Extracted records -
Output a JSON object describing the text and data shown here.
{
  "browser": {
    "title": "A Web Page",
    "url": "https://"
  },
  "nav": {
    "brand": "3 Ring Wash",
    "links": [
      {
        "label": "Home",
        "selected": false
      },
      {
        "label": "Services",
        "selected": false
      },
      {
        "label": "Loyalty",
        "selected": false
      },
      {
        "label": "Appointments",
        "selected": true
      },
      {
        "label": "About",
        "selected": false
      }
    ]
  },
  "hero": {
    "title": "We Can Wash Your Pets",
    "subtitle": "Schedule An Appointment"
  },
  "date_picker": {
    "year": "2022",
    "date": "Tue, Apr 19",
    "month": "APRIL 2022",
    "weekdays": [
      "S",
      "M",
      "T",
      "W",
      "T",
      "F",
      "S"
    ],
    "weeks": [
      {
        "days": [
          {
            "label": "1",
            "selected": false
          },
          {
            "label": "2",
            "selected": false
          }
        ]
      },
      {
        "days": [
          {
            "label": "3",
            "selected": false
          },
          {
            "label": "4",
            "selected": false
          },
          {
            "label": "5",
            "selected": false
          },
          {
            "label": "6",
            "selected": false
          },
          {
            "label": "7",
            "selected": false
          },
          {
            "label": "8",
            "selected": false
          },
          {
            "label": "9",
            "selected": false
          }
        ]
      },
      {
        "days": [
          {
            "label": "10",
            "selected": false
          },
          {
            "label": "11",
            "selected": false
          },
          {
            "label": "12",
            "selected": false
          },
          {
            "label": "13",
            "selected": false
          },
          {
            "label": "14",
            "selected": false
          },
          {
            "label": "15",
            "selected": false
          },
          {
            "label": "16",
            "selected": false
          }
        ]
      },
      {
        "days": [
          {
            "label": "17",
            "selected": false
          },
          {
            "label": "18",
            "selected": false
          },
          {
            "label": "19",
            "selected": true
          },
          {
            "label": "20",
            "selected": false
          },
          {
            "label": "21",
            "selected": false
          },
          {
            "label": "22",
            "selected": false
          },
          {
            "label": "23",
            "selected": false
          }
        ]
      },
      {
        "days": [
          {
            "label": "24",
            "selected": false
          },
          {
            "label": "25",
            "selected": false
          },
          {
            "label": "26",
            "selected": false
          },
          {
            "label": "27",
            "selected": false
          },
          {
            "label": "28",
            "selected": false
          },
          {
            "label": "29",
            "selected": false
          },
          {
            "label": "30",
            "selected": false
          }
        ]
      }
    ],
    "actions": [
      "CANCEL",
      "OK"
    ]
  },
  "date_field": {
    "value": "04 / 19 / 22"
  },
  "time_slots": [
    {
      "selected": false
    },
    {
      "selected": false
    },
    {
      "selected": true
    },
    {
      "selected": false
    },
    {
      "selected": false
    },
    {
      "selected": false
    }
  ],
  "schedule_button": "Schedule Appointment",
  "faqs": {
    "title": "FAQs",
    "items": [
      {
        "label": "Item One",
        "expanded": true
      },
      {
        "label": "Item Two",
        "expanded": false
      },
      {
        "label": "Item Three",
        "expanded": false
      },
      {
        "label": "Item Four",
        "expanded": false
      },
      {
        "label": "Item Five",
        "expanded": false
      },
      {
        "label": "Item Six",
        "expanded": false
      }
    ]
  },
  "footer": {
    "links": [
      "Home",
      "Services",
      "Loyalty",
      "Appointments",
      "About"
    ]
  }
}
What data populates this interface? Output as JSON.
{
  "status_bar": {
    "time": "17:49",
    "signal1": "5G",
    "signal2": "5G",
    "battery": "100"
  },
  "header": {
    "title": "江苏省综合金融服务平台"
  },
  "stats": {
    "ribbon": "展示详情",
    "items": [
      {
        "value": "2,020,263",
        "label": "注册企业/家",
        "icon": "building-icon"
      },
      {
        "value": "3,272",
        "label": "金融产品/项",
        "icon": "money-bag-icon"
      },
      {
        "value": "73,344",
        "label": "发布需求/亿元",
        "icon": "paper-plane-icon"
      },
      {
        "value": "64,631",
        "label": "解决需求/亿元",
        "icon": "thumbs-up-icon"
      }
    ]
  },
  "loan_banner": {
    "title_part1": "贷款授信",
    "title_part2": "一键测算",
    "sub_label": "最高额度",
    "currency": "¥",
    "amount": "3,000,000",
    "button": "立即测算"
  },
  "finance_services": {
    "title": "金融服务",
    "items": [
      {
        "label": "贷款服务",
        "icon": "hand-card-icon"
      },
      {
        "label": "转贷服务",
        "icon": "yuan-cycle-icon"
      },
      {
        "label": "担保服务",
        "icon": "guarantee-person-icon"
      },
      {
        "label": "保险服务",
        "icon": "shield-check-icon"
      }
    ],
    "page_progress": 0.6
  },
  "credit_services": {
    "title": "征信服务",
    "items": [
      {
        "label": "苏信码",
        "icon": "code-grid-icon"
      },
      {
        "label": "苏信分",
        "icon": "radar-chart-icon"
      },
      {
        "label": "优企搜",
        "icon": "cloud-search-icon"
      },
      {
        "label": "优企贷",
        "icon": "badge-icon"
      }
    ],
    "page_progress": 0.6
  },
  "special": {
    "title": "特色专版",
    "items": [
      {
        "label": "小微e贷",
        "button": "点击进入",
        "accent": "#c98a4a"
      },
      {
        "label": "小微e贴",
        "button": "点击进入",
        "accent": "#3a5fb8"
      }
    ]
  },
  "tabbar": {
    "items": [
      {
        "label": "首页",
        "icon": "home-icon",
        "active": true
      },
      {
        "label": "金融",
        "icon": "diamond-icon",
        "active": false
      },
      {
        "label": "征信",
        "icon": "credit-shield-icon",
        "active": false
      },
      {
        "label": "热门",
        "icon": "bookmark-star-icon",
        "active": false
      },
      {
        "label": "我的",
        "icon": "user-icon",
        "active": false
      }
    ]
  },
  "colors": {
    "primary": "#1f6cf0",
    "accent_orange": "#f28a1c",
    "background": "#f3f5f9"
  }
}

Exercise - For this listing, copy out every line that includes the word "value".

Exercise answer -
    "value": "04 / 19 / 22"
        "value": "2,020,263",
        "value": "3,272",
        "value": "73,344",
        "value": "64,631",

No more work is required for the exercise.